Finally, more mundane issues also detract from the Hoffers' important contributions. For instance, statements such as that liberty emerged as "an area around which the government might not penetrate" (139) often fail to receive the lengthier development they require. At other points, the authors make awkward, anachronistic analogies to modern legal concepts and movements.4
For these reasons, one at times gets the feeling that The Clamor of Lawyers does not quite do justice to its own deep insights and penetrating arguments. But those insights remain real and lasting. The Hoffers have written a book that is by turns idiosyncratic and thought-provoking. It is also a significant contribution to understanding the American Revolution and the origins of American law. [End Page 574]
1. John Phillip Reid, "In a Defensive Rage: The Uses of the Mob, the Justification in Law, and the Coming of the American Revolution," New York University Law Review 49 (1974): 1043–91. See also Reid, "'In Our Contracted Sphere': The Constitutional Contract, the Stamp Act Crisis, and the Coming of the American Revolution," Columbia Law Review 76 (1976): 21–47. The Hoffers mention Reid's work briefly, but their argument would have benefited from additional substantive engagement.
2. The Hoffers cite William Blackstone as an authority, without adequate attention to the fact that his volumes were not widely distributed in the colonies until late in the imperial crisis and that in America his rendering of parliamentary supremacy was seen as both recent and highly controversial. For an excellent treatment of Blackstone's influence (and lack thereof), see Martin Jordan Minot, "The Irrelevance of Blackstone: Rethinking the Eighteenth-Century Importance of the Commentaries," Virginia Law Review 104, no. 7 (November 2018): 1359–97.
3. Bernard Bailyn, The Ideological Origins of the American Revolution, enlarged ed. (Cambridge, Mass., 1992); Thomas Jefferson, Jefferson's Legal Commonplace Book, ed. David Thomas Konig and Michael P. Zuckert (Princeton, N.J., 2019).

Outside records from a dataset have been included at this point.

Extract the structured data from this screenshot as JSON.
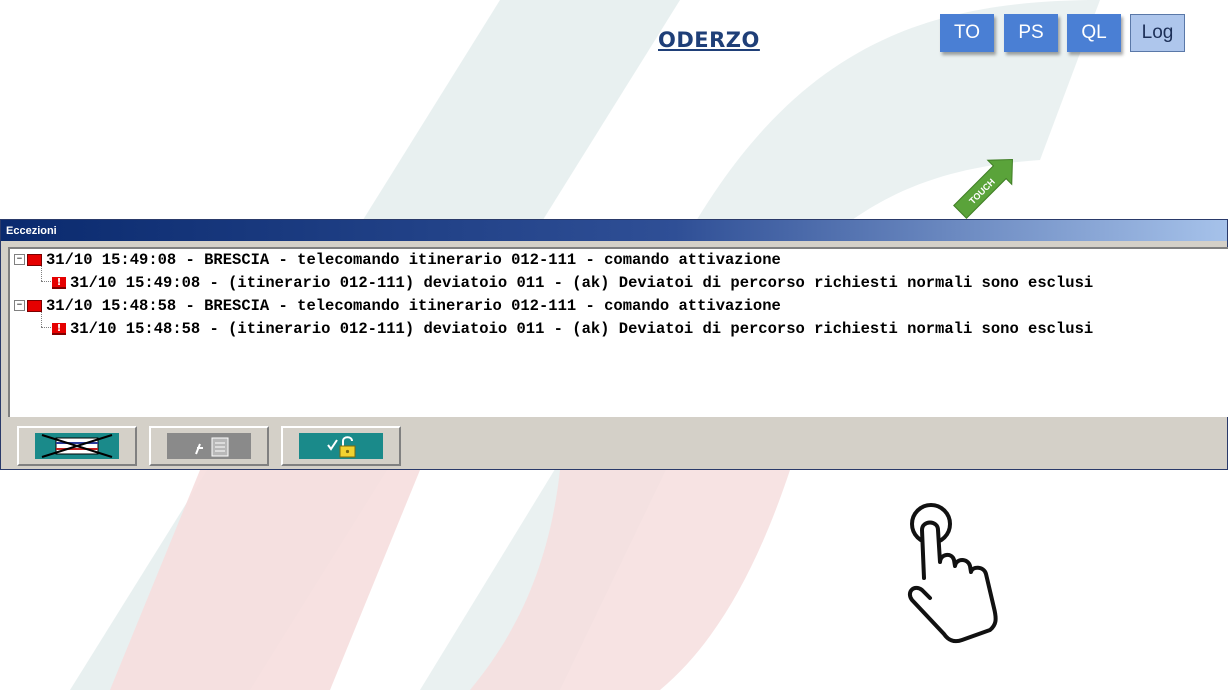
{
  "header": {
    "title": "ODERZO",
    "buttons": [
      {
        "label": "TO"
      },
      {
        "label": "PS"
      },
      {
        "label": "QL"
      },
      {
        "label": "Log"
      }
    ],
    "touch_label": "TOUCH"
  },
  "panel": {
    "title": "Eccezioni",
    "rows": [
      {
        "level": 0,
        "text": "31/10 15:49:08 - BRESCIA - telecomando itinerario 012-111 - comando attivazione"
      },
      {
        "level": 1,
        "text": "31/10 15:49:08 - (itinerario 012-111) deviatoio 011 - (ak) Deviatoi di percorso richiesti normali sono esclusi"
      },
      {
        "level": 0,
        "text": "31/10 15:48:58 - BRESCIA - telecomando itinerario 012-111 - comando attivazione"
      },
      {
        "level": 1,
        "text": "31/10 15:48:58 - (itinerario 012-111) deviatoio 011 - (ak) Deviatoi di percorso richiesti normali sono esclusi"
      }
    ],
    "toolbar": [
      {
        "icon": "cancel-flag-icon"
      },
      {
        "icon": "acknowledge-document-icon"
      },
      {
        "icon": "unlock-confirm-icon"
      }
    ]
  },
  "colors": {
    "title": "#1f3f78",
    "button": "#4a7fd4",
    "log_button": "#aec6ec",
    "touch_arrow": "#5aa33a",
    "panel_title_start": "#0a2a6e",
    "panel_title_end": "#a6c2ea",
    "toolbar_icon_bg": "#1a8a8a"
  }
}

4. For example, the Hoffers describe Jefferson as believing "that the process of making laws should be open and fair" and conclude that "today this is called 'process theory'" (102). They describe James Otis Jr. as offering an "originalist" approach by looking into "the intent of the framers" (31) of the writs of assistance in his argument in that case and see Joseph Galloway as presaging Justice William Brennan's twentieth-century "living constitution" (90) theory of constitutional interpretation when Galloway proposed a plan for colonial union in 1774. Such comparisons are problematic without fuller explanation and argument.